AIM OF THE TASK: Whenever a line of the records below contains the word "circle", copy that line.

Entries from a dataset of interfaces:
....

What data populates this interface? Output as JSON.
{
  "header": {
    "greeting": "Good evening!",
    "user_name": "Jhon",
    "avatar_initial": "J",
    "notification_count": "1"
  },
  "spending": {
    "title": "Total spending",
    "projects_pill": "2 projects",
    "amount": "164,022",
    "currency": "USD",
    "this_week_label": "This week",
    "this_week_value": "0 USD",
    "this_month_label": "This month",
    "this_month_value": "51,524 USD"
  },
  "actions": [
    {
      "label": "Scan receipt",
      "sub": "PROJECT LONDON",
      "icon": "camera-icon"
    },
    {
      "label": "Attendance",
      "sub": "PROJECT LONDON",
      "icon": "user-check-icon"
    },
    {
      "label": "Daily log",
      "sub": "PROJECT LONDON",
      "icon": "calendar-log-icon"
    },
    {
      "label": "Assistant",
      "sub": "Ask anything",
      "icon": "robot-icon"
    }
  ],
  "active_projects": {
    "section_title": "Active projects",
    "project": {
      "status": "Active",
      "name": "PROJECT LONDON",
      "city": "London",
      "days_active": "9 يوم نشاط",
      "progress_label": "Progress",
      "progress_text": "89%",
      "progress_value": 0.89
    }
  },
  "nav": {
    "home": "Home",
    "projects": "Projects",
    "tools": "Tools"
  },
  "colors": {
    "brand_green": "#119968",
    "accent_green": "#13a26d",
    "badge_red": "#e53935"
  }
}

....

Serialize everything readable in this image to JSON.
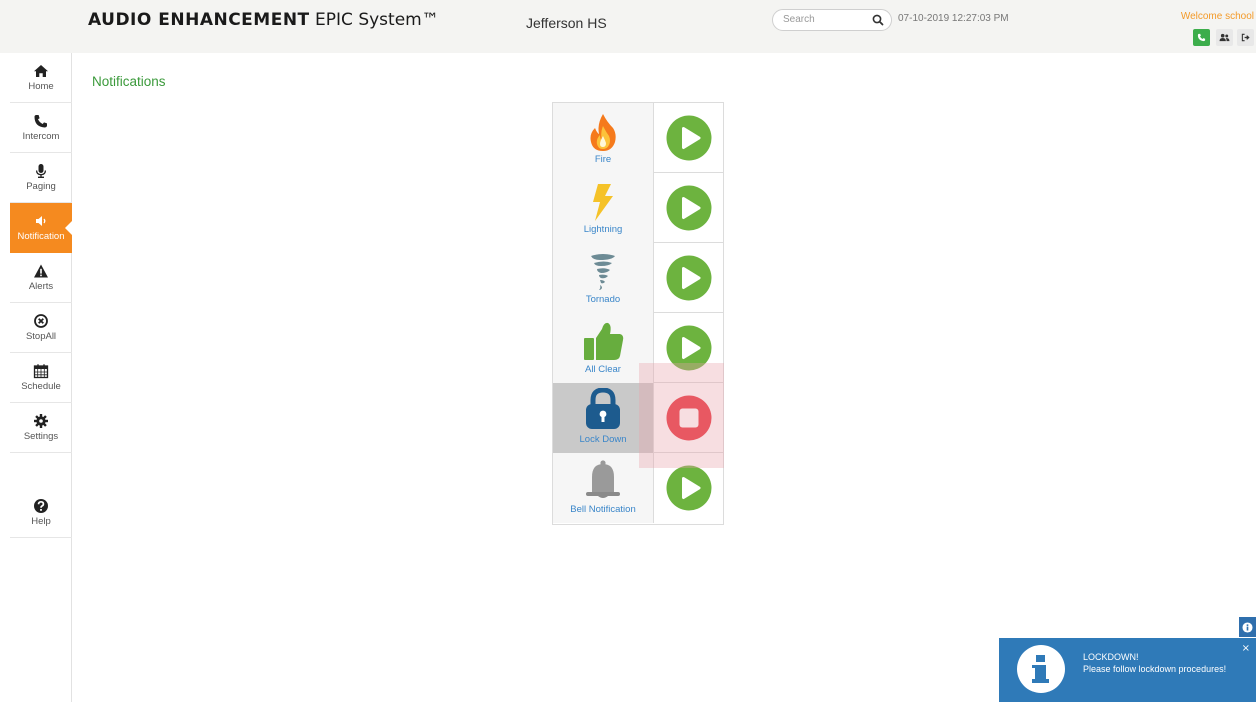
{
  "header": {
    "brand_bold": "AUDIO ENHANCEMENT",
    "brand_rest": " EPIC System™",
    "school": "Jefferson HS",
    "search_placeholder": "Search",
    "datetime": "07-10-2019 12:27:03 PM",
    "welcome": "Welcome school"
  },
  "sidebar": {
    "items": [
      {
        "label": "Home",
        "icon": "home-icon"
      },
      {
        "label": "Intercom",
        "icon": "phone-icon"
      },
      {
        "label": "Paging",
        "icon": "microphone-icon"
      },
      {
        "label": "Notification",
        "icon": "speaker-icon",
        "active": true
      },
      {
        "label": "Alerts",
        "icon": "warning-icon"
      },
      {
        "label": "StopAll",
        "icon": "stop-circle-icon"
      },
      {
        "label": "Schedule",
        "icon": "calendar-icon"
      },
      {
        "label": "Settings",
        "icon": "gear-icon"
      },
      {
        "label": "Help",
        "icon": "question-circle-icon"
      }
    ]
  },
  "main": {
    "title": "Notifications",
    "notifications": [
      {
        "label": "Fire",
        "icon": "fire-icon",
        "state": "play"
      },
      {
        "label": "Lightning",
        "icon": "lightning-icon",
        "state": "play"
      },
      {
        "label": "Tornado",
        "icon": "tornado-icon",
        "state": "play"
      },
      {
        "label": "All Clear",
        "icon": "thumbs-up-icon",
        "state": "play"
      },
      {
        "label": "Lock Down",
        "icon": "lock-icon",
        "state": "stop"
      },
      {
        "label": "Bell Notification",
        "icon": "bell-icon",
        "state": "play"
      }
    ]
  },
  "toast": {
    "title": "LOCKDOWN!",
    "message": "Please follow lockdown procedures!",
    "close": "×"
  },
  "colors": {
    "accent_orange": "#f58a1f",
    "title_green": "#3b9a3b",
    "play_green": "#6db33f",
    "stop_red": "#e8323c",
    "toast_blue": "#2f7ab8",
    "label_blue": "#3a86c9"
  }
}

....

RESULT FOR THIS TASK:
        "icon": "stop-circle-icon"
        "icon": "question-circle-icon"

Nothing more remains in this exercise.